→ **TASK STATEMENT**
Search the records below for "size"; copy each line that has it.

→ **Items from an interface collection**
————————

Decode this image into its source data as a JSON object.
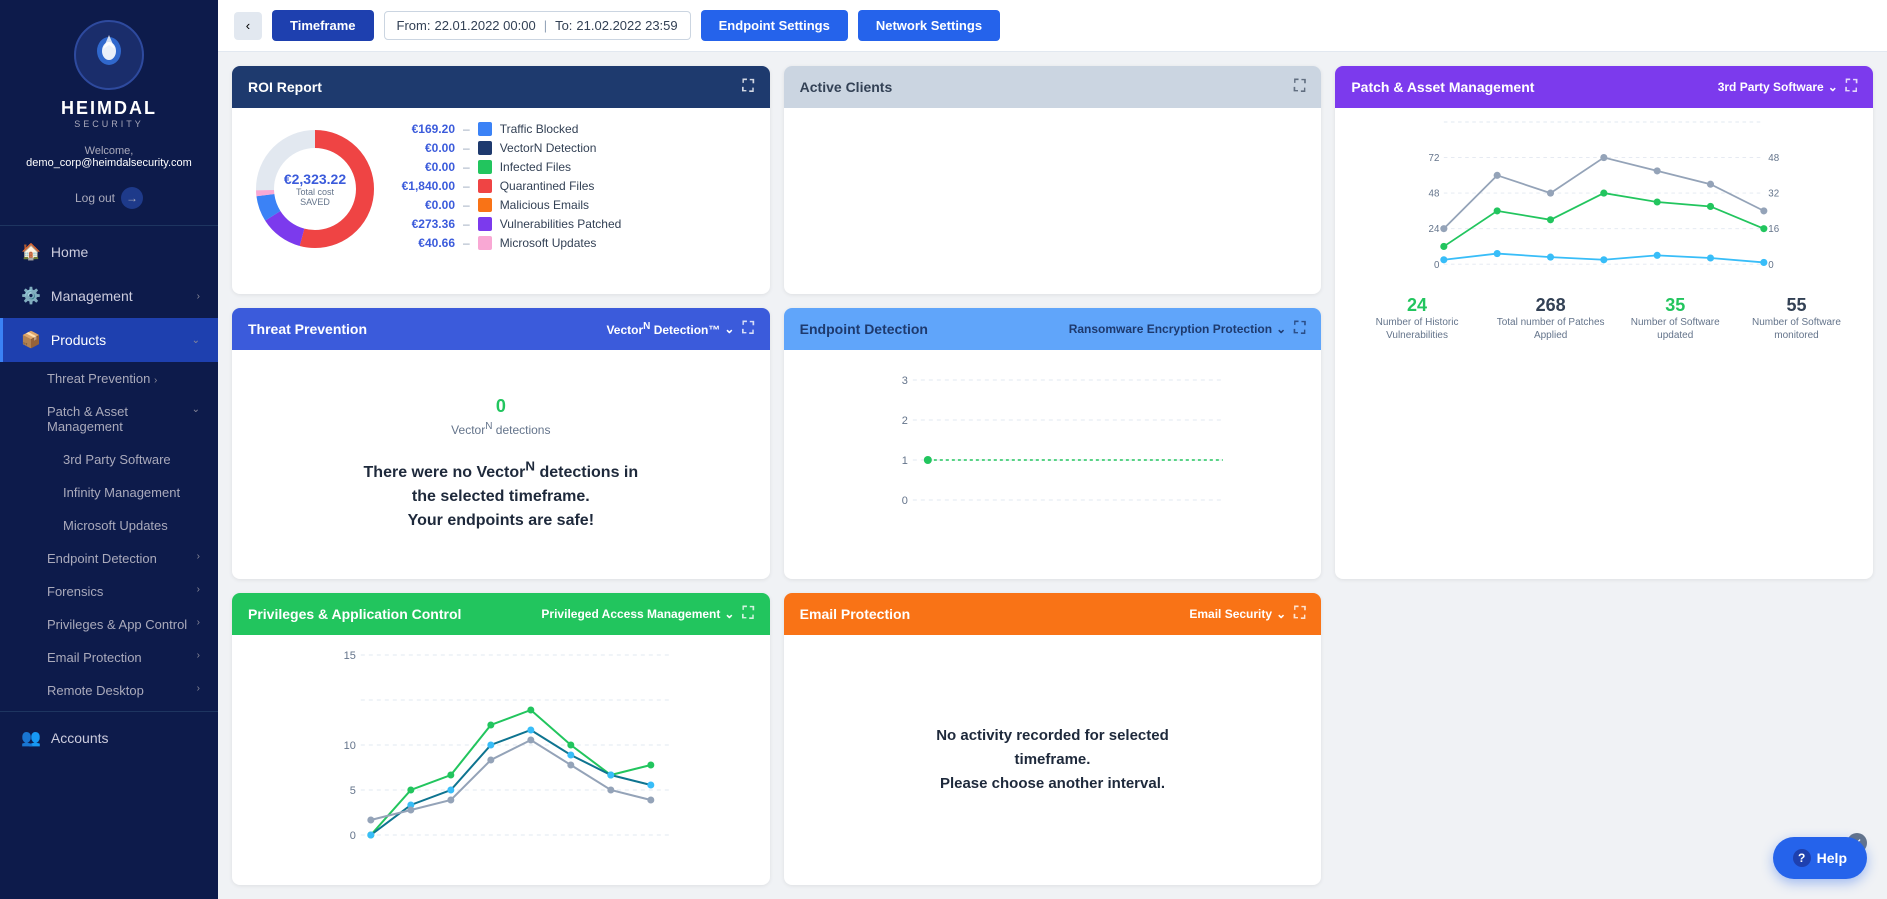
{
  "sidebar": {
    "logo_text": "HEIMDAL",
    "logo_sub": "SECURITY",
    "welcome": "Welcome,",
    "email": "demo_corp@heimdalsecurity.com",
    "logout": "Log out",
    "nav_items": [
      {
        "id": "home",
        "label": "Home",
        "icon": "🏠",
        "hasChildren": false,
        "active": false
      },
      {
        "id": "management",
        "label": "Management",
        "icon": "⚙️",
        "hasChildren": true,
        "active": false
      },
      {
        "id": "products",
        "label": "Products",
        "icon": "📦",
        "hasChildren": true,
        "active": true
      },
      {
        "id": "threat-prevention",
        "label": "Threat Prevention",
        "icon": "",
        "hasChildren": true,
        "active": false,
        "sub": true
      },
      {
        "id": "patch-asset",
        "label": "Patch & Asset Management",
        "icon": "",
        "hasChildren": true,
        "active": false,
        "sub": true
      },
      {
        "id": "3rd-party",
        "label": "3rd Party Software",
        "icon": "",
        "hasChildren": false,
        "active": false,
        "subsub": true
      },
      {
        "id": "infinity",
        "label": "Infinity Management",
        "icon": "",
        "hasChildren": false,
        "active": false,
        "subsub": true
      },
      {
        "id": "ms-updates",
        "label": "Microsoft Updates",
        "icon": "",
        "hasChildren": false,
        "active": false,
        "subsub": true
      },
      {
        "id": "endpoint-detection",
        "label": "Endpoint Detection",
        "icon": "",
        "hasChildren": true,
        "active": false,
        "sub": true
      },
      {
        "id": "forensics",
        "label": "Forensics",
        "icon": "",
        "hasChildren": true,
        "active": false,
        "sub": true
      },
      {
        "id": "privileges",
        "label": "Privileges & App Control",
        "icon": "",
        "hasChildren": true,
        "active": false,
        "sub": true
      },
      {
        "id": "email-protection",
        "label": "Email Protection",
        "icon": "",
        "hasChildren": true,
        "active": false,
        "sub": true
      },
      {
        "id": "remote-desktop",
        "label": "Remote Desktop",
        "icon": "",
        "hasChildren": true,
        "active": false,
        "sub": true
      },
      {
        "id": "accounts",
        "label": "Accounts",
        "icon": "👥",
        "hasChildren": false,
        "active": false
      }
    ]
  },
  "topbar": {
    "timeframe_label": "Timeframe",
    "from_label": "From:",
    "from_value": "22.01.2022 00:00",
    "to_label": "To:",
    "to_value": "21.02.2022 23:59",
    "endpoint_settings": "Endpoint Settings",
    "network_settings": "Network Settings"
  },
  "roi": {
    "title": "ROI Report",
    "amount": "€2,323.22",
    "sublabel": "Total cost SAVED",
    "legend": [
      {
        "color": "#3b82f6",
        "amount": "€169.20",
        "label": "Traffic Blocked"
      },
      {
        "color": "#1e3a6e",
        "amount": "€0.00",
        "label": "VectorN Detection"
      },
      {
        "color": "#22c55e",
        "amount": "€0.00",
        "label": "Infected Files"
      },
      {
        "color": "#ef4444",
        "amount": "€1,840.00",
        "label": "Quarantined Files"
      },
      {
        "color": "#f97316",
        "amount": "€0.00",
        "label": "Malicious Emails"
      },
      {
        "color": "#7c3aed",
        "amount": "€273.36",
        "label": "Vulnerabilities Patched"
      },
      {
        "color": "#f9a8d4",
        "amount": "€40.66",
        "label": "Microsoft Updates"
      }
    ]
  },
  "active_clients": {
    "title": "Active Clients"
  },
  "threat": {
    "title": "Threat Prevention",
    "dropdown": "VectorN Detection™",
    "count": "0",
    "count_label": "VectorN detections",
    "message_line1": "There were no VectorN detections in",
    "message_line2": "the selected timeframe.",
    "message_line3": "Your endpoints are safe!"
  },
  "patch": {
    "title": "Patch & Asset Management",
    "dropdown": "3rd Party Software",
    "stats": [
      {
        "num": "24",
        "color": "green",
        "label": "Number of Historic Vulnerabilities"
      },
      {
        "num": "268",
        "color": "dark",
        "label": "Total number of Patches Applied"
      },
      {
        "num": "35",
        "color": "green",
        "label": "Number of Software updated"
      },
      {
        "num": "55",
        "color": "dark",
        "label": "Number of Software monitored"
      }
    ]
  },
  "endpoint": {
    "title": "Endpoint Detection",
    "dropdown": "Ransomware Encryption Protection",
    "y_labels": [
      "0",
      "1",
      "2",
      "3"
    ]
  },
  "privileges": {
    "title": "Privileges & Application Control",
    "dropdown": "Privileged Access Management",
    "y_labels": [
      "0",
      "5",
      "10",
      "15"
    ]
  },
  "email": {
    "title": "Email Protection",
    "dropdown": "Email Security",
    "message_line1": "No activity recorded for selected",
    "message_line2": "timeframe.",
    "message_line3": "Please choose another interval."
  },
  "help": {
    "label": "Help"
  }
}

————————

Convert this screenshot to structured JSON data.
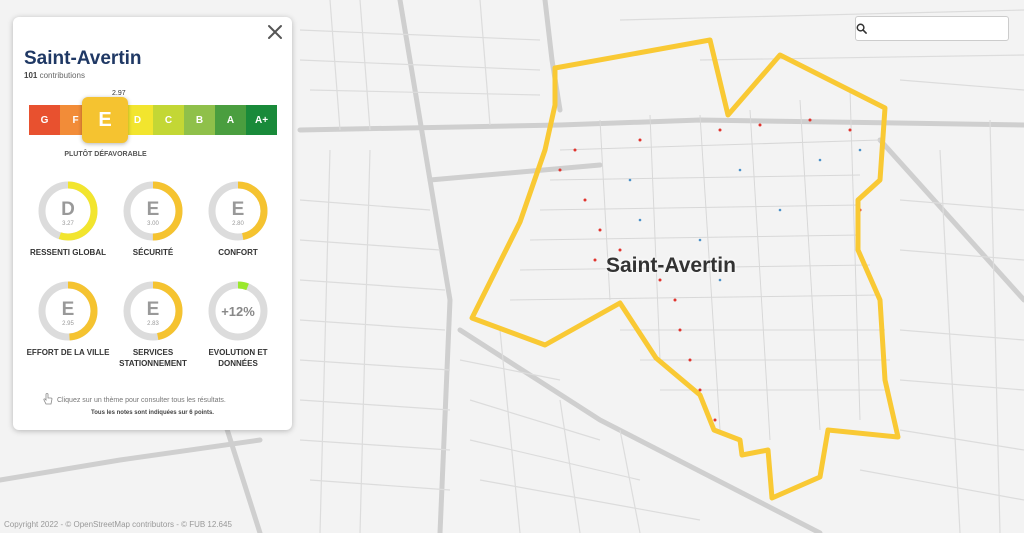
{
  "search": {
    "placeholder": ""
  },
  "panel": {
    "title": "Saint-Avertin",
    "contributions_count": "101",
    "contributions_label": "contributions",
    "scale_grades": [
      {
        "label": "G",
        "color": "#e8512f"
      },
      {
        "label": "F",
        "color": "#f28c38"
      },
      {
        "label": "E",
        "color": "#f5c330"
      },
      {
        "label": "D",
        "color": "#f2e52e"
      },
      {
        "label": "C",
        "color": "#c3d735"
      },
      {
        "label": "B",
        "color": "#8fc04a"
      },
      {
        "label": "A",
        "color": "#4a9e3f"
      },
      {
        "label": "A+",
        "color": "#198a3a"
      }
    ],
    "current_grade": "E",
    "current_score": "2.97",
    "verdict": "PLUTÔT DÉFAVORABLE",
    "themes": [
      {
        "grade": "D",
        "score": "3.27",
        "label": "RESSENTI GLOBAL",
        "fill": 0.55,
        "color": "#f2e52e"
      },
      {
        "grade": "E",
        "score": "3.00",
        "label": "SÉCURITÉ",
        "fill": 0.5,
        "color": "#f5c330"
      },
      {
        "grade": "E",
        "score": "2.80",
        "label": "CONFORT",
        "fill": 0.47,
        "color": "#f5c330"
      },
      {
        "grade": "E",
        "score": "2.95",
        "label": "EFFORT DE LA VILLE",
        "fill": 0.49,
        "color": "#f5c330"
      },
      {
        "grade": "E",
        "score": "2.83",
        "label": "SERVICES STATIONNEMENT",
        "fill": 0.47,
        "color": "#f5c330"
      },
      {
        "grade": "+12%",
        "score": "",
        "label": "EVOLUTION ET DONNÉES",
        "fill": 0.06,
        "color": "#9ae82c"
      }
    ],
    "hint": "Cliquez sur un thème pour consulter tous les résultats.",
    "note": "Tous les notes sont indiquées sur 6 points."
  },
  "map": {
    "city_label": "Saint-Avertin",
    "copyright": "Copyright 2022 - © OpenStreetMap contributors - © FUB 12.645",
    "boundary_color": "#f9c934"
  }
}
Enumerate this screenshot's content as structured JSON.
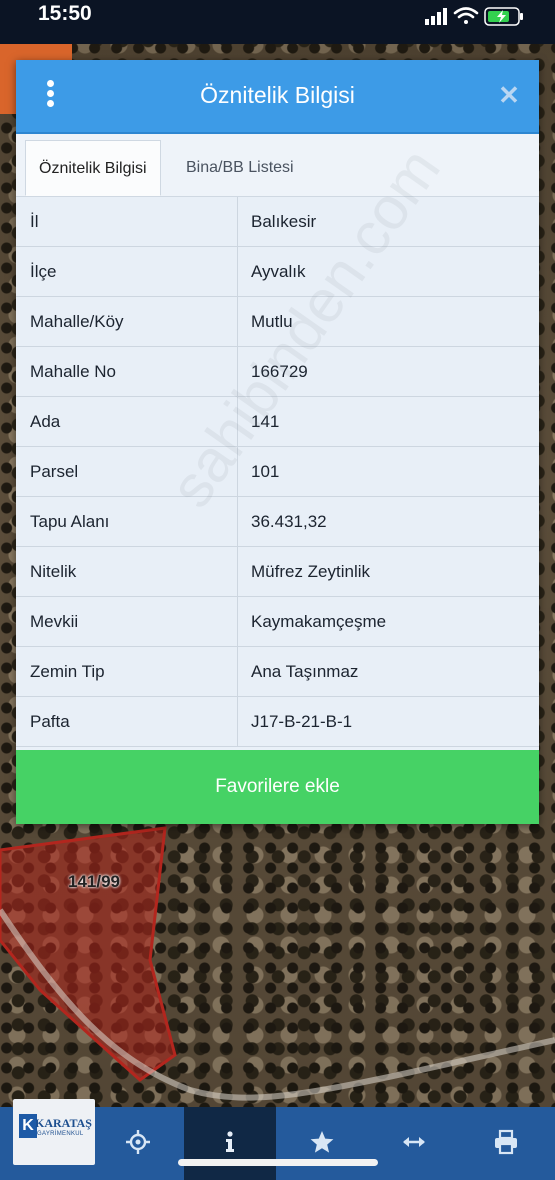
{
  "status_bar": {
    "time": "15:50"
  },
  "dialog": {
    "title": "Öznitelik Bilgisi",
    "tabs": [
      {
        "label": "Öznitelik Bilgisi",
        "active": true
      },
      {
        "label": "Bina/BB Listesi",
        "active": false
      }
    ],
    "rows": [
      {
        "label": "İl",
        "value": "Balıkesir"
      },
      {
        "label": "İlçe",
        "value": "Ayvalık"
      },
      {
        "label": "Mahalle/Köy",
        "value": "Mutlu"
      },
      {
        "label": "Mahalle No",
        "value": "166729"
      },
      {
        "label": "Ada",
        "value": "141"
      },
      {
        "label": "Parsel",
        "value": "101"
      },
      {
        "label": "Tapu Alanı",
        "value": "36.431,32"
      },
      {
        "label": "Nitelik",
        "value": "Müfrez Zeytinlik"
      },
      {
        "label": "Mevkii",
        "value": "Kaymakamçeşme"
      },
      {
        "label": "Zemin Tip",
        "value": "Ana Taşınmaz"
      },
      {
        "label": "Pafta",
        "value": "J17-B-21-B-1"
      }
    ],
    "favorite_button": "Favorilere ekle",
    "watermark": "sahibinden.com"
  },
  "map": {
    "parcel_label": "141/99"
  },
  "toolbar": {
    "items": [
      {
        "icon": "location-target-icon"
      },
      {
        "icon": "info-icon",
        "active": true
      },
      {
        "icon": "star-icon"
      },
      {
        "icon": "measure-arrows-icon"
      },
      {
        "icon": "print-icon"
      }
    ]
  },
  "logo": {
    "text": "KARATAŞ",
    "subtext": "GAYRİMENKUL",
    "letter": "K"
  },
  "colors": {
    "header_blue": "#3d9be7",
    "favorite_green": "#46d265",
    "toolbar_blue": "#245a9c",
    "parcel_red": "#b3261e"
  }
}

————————

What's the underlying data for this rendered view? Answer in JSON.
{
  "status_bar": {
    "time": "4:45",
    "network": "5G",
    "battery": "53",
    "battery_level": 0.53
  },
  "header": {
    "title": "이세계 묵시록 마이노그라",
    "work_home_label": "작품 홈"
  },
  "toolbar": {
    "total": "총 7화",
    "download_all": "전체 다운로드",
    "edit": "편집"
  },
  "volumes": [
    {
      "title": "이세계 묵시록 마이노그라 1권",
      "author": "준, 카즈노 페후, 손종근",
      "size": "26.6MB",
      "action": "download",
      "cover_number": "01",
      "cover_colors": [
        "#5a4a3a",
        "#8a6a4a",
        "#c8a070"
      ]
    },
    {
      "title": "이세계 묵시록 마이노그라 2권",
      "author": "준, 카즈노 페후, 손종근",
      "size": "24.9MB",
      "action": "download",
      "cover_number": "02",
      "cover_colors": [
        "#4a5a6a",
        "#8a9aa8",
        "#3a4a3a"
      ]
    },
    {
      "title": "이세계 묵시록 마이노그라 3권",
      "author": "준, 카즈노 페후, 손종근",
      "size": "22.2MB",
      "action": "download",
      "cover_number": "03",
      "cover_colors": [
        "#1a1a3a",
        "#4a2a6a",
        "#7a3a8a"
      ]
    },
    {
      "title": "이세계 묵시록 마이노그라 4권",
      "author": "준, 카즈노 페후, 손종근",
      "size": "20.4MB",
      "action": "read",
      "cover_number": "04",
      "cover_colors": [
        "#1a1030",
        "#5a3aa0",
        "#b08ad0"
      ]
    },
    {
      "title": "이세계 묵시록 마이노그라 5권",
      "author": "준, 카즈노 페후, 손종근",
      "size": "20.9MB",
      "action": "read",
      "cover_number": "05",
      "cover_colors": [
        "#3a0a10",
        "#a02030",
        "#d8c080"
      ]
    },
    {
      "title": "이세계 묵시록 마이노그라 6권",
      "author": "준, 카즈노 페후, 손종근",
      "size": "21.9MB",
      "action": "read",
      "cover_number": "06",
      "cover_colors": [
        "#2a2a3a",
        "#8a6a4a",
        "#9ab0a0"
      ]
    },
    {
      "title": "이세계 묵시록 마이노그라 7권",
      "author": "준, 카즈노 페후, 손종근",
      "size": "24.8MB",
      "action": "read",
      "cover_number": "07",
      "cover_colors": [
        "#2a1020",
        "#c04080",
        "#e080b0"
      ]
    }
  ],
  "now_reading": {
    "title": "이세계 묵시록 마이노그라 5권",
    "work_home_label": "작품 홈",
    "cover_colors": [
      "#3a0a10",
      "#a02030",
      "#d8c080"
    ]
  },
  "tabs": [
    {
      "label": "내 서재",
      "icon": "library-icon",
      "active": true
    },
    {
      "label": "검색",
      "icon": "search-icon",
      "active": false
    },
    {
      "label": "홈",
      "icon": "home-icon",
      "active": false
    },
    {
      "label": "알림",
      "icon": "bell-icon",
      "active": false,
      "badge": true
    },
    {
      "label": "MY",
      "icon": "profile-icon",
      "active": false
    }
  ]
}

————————

→ **WRITTEN ANSWER**
      "size": "26.6MB",
      "size": "24.9MB",
      "size": "22.2MB",
      "size": "20.4MB",
      "size": "20.9MB",
      "size": "21.9MB",
      "size": "24.8MB",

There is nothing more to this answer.